**WHAT TO DO:** From the first line to the last, give the records again exactly and skip the pictures.

== PROVIDED DATA ==

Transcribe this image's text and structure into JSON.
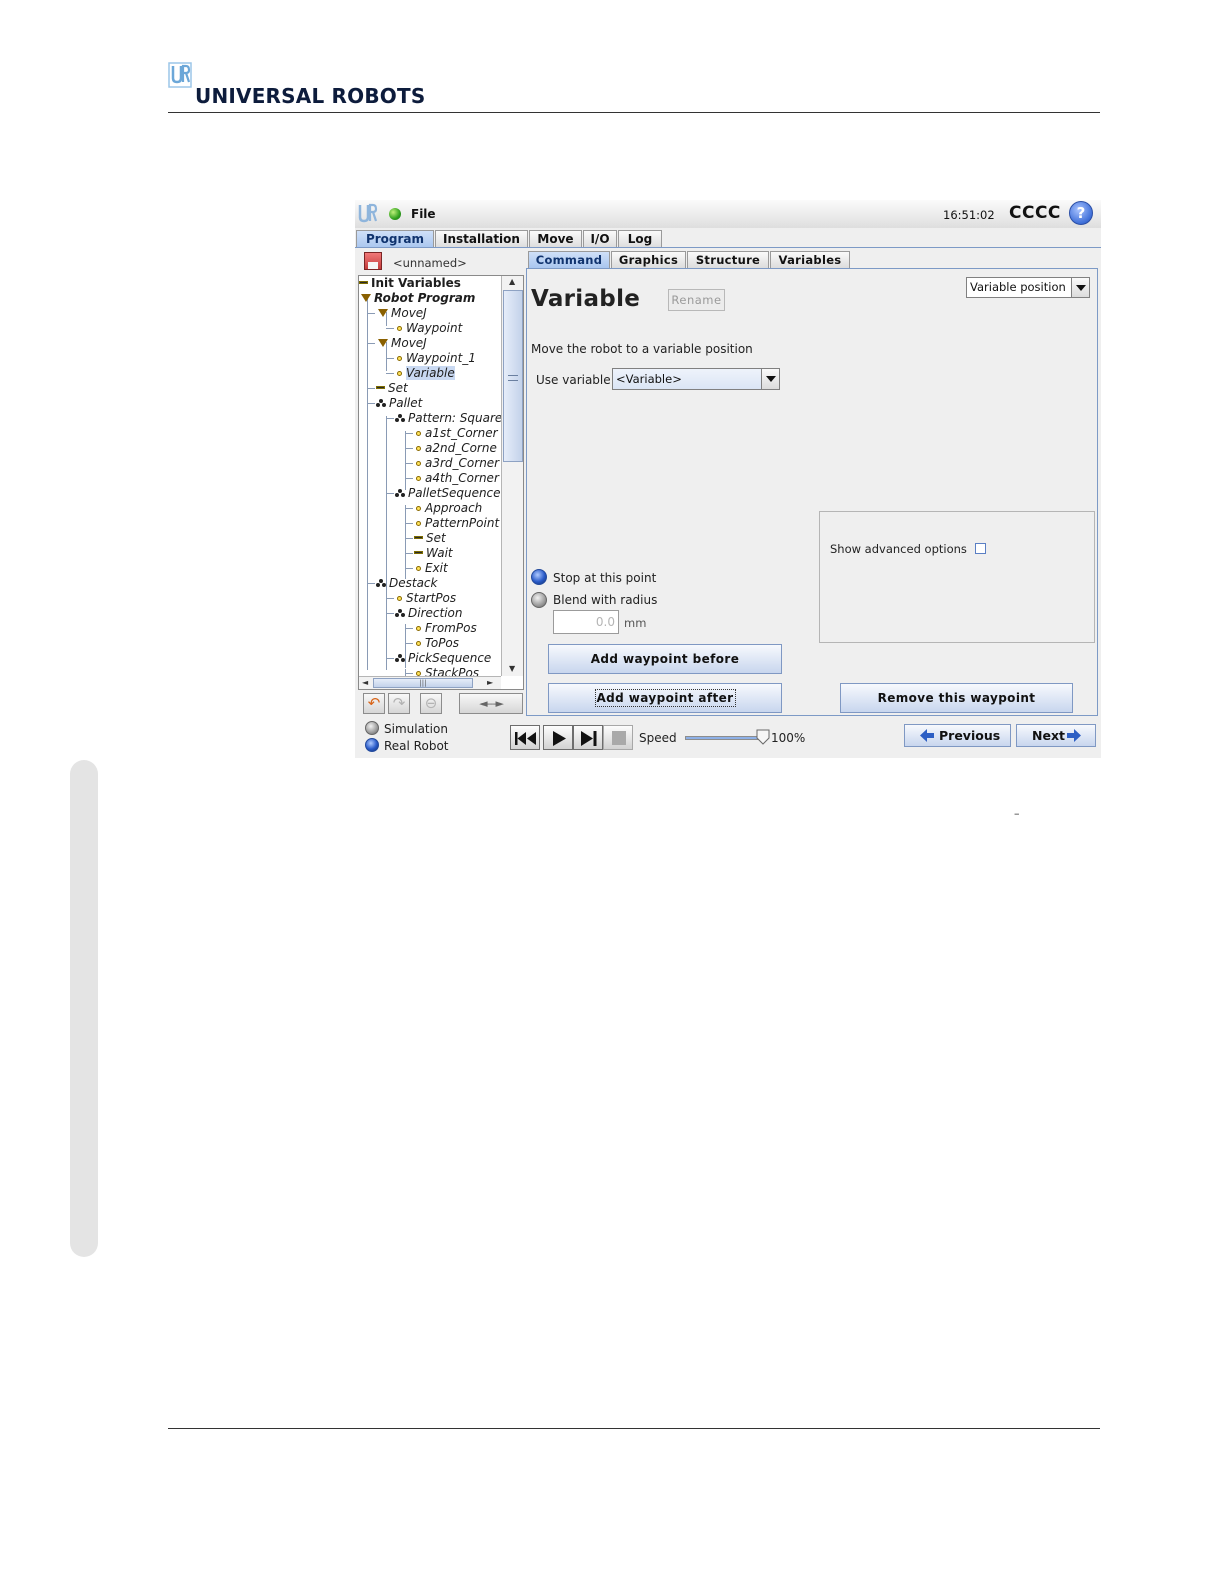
{
  "header": {
    "brand": "UNIVERSAL ROBOTS"
  },
  "app": {
    "menu_file": "File",
    "clock": "16:51:02",
    "robot_name": "CCCC",
    "help": "?",
    "main_tabs": [
      "Program",
      "Installation",
      "Move",
      "I/O",
      "Log"
    ],
    "program_name": "<unnamed>"
  },
  "tree": {
    "items": [
      {
        "label": "Init Variables"
      },
      {
        "label": "Robot Program"
      },
      {
        "label": "MoveJ"
      },
      {
        "label": "Waypoint"
      },
      {
        "label": "MoveJ"
      },
      {
        "label": "Waypoint_1"
      },
      {
        "label": "Variable"
      },
      {
        "label": "Set"
      },
      {
        "label": "Pallet"
      },
      {
        "label": "Pattern: Square"
      },
      {
        "label": "a1st_Corner"
      },
      {
        "label": "a2nd_Corne"
      },
      {
        "label": "a3rd_Corner"
      },
      {
        "label": "a4th_Corner"
      },
      {
        "label": "PalletSequence"
      },
      {
        "label": "Approach"
      },
      {
        "label": "PatternPoint"
      },
      {
        "label": "Set"
      },
      {
        "label": "Wait"
      },
      {
        "label": "Exit"
      },
      {
        "label": "Destack"
      },
      {
        "label": "StartPos"
      },
      {
        "label": "Direction"
      },
      {
        "label": "FromPos"
      },
      {
        "label": "ToPos"
      },
      {
        "label": "PickSequence"
      },
      {
        "label": "StackPos"
      }
    ],
    "hscroll_grip": "|||",
    "nav_arrows": "◄---►"
  },
  "panel": {
    "sub_tabs": [
      "Command",
      "Graphics",
      "Structure",
      "Variables"
    ],
    "title": "Variable",
    "rename": "Rename",
    "kind_selected": "Variable position",
    "description": "Move the robot to a variable position",
    "use_variable_label": "Use variable",
    "use_variable_value": "<Variable>",
    "stop_label": "Stop at this point",
    "blend_label": "Blend with radius",
    "radius_value": "0.0",
    "radius_unit": "mm",
    "advanced_label": "Show advanced options",
    "add_before": "Add waypoint before",
    "add_after": "Add waypoint after",
    "remove": "Remove this waypoint"
  },
  "bottom": {
    "simulation": "Simulation",
    "real_robot": "Real Robot",
    "speed_label": "Speed",
    "speed_value": "100%",
    "speed_fraction": 1.0,
    "previous": "Previous",
    "next": "Next"
  },
  "page_mark": "–"
}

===

**EXERCISE OUTPUT:**
Transcribe this image's text and structure into JSON.
{
  "header": {
    "brand": "UNIVERSAL ROBOTS"
  },
  "app": {
    "menu_file": "File",
    "clock": "16:51:02",
    "robot_name": "CCCC",
    "help": "?",
    "main_tabs": [
      "Program",
      "Installation",
      "Move",
      "I/O",
      "Log"
    ],
    "program_name": "<unnamed>"
  },
  "tree": {
    "items": [
      {
        "label": "Init Variables"
      },
      {
        "label": "Robot Program"
      },
      {
        "label": "MoveJ"
      },
      {
        "label": "Waypoint"
      },
      {
        "label": "MoveJ"
      },
      {
        "label": "Waypoint_1"
      },
      {
        "label": "Variable"
      },
      {
        "label": "Set"
      },
      {
        "label": "Pallet"
      },
      {
        "label": "Pattern: Square"
      },
      {
        "label": "a1st_Corner"
      },
      {
        "label": "a2nd_Corne"
      },
      {
        "label": "a3rd_Corner"
      },
      {
        "label": "a4th_Corner"
      },
      {
        "label": "PalletSequence"
      },
      {
        "label": "Approach"
      },
      {
        "label": "PatternPoint"
      },
      {
        "label": "Set"
      },
      {
        "label": "Wait"
      },
      {
        "label": "Exit"
      },
      {
        "label": "Destack"
      },
      {
        "label": "StartPos"
      },
      {
        "label": "Direction"
      },
      {
        "label": "FromPos"
      },
      {
        "label": "ToPos"
      },
      {
        "label": "PickSequence"
      },
      {
        "label": "StackPos"
      }
    ],
    "hscroll_grip": "|||",
    "nav_arrows": "◄---►"
  },
  "panel": {
    "sub_tabs": [
      "Command",
      "Graphics",
      "Structure",
      "Variables"
    ],
    "title": "Variable",
    "rename": "Rename",
    "kind_selected": "Variable position",
    "description": "Move the robot to a variable position",
    "use_variable_label": "Use variable",
    "use_variable_value": "<Variable>",
    "stop_label": "Stop at this point",
    "blend_label": "Blend with radius",
    "radius_value": "0.0",
    "radius_unit": "mm",
    "advanced_label": "Show advanced options",
    "add_before": "Add waypoint before",
    "add_after": "Add waypoint after",
    "remove": "Remove this waypoint"
  },
  "bottom": {
    "simulation": "Simulation",
    "real_robot": "Real Robot",
    "speed_label": "Speed",
    "speed_value": "100%",
    "speed_fraction": 1.0,
    "previous": "Previous",
    "next": "Next"
  },
  "page_mark": "–"
}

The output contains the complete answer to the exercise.